iTRAQ (isobaric tags for relative and absolute quantitation) proteomics is a powerful technique that allows for the simultaneous identification and quantification of thousands of proteins. It has proven to be particularly useful in the study of complex diseases such as osteoarthritis and brain-related disorders. In osteoarthritis research, iTRAQ proteomics has been used to identify potential biomarkers for early diagnosis and disease progression monitoring. Similarly, in brain science research, iTRAQ proteomics has been used to investigate the molecular mechanisms underlying neurodegenerative diseases such as Alzheimer's and Parkinson's. By analyzing the protein content of samples from patients with these conditions, researchers can gain new insights into the disease pathology and identify potential therapeutic targets. Overall, iTRAQ proteomics has the potential to significantly advance our understanding of complex diseases and improve patient outcomes.
Case 1 Finding a weapon to destroy osteoarthritis at the molecular level (1)
Osteoarthritis (OA) is an age-related or post-traumatic degenerative joint disease characterized by loss of articular cartilage, hypertrophic differentiation of chondrocytes, subchondral bone remodeling, synovial inflammation and bone redundancy formation.

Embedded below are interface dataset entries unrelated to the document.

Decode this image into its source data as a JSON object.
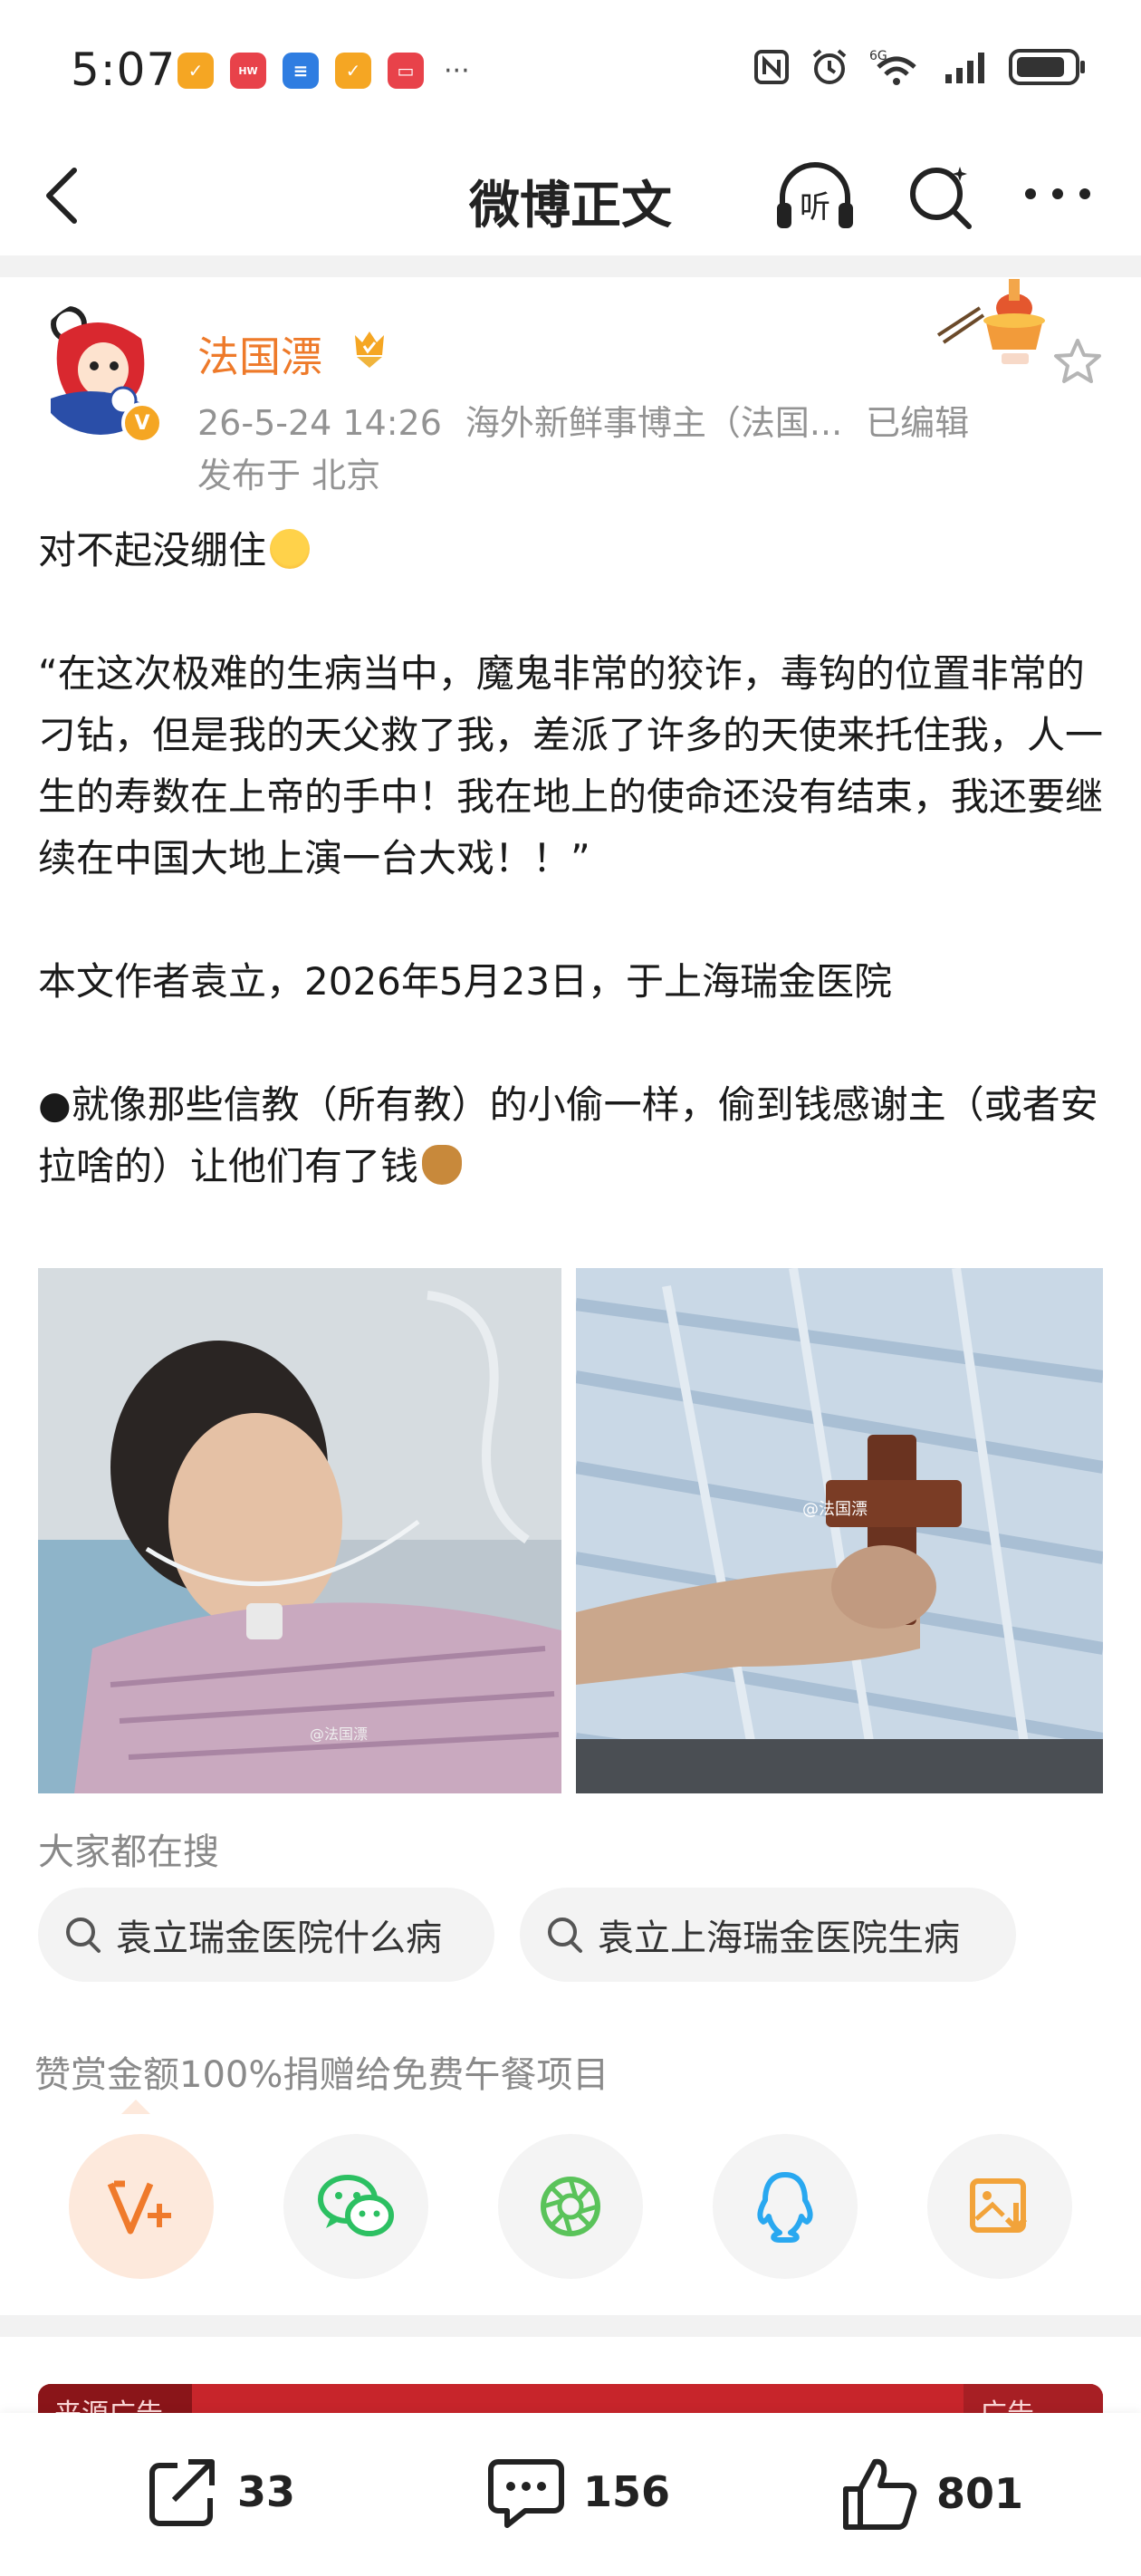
{
  "status_bar": {
    "time": "5:07",
    "more": "···",
    "network": "6G",
    "app_badges": [
      {
        "icon": "app-orange-icon",
        "color": "#f5a623"
      },
      {
        "icon": "huawei-app-icon",
        "color": "#e8424a"
      },
      {
        "icon": "app-blue-icon",
        "color": "#2f7de1"
      },
      {
        "icon": "app-orange-icon",
        "color": "#f5a623"
      },
      {
        "icon": "app-red-icon",
        "color": "#e8424a"
      }
    ]
  },
  "nav": {
    "title": "微博正文",
    "listen_label": "听"
  },
  "author": {
    "name": "法国漂",
    "date": "26-5-24 14:26",
    "tag": "海外新鲜事博主（法国...",
    "edited": "已编辑",
    "location": "发布于 北京"
  },
  "post": {
    "line1": "对不起没绷住",
    "quote": "“在这次极难的生病当中，魔鬼非常的狡诈，毒钩的位置非常的刁钻，但是我的天父救了我，差派了许多的天使来托住我，人一生的寿数在上帝的手中！我在地上的使命还没有结束，我还要继续在中国大地上演一台大戏！！”",
    "source": "本文作者袁立，2026年5月23日，于上海瑞金医院",
    "comment": "●就像那些信教（所有教）的小偷一样，偷到钱感谢主（或者安拉啥的）让他们有了钱",
    "image_watermark": "@法国漂"
  },
  "search": {
    "heading": "大家都在搜",
    "chips": [
      "袁立瑞金医院什么病",
      "袁立上海瑞金医院生病"
    ]
  },
  "reward": {
    "note": "赞赏金额100%捐赠给免费午餐项目"
  },
  "ad": {
    "label": "来源广告",
    "tag": "广告"
  },
  "actions": {
    "share_count": "33",
    "comment_count": "156",
    "like_count": "801"
  },
  "colors": {
    "accent": "#ee7a2a",
    "meta": "#939393",
    "wechat": "#2cc062",
    "moments": "#5ac35a",
    "qq": "#29a8f0",
    "save": "#f2a33a"
  }
}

In this study, using iTRAQ proteomics technology, we analyzed cartilage tissue samples from young and aged mice and identified a total of 5015 proteins, demonstrating that Fyn expression was significantly upregulated in human OA cartilage and in cartilage from aged mice and cartilage with post-traumatic OA. Subsequent combined immunoprecipitation and proteomics analyses demonstrated that Fyn accumulates in articular chondrocytes and interacts directly with and phosphorylates β-catenin, thereby stabilizing β-catenin and promoting its nuclear translocation. the Fyn inhibitors AZd0530 and pp1, by blocking the β-catenin pathway and reducing the levels of extracellular matrix catabolic enzymes in articular cartilage significantly attenuated OA progression.
The study first identified the protein of interest through proteomics. Then a series of validations of the possible functions of this protein were performed. Finally, the important role of Fyn, a member of the SFK family, in cartilage degeneration and OA development was demonstrated, and provides a potential novel therapeutic target for OA. In addition, this study demonstrates the advantages of histology for large-scale data screening, providing powerful support for precision medicine research.
Fyn accumulates in articular cartilage of aged mice and patients with osteoarthritis (OA).
Case 2 Study the regulation of target temperature management on traumatic brain injury and related mechanisms (2)
The aim of this study was to investigate the regulation of traumatic brain injury (TBI) by target temperature management (TTM) and related mechanisms by quantitative proteomics techniques. Moderate stretch injury was performed using cell damage controllers (for SH-SY5Y and HT-2CIC)2 cells, followed by incubation at TTM (subfreezing, 32°C) or normothermia (37°C). Real-time morphological changes, cell cycle phase distribution, cell death and cell activity were assessed. Controlled cortical impingement apparatus (CCI) produced moderate TBI and the effects of TTM on neurological injury, neurodegeneration, cerebrovascular histopathology, and behavioral outcomes were measured in vivo. Results showed that TTM treatment prevented TBI-induced neuronal necrosis in the brain, reduced neuronal death in vitro and in vivo, reduced cortical damage volume and neuronal loss, attenuated cerebrovascular histopathological damage and brain edema and improved behavioral outcomes. Proteins associated with TTM-regulated TBI were identified by iTRAQ technology. Changes in four candidate molecules (fibrinogen [PLG], antithrombin III [AT III], fibrinogen gamma chain [FGG], and transthyretin [TTR]) were validated in TBI rat brain tissue and TBI human brain medulla. This study investigates for the first time the neuroprotective effects of TTM in the TBI human proteome and in animal models of TBI, providing information on the TBI brain proteome and laying the foundation for further evaluation of candidate molecules associated with TTM.
Quantitative proteomics comparison of the cortical contusion impact (CCI) rats treated with targeted temperature management using the iTRAQ approach.
- Li, Kai, et al. "Tyrosine kinase Fyn promotes osteoarthritis by activating the β-catenin pathway." Annals of the rheumatic diseases 77.6 (2018): 935-943.
- Cheng, Shi-Xiang, et al. "iTRAQ-based quantitative proteomics reveals the new evidence base for traumatic brain injury treated with targeted temperature management." Neurotherapeutics 15 (2018): 216-232.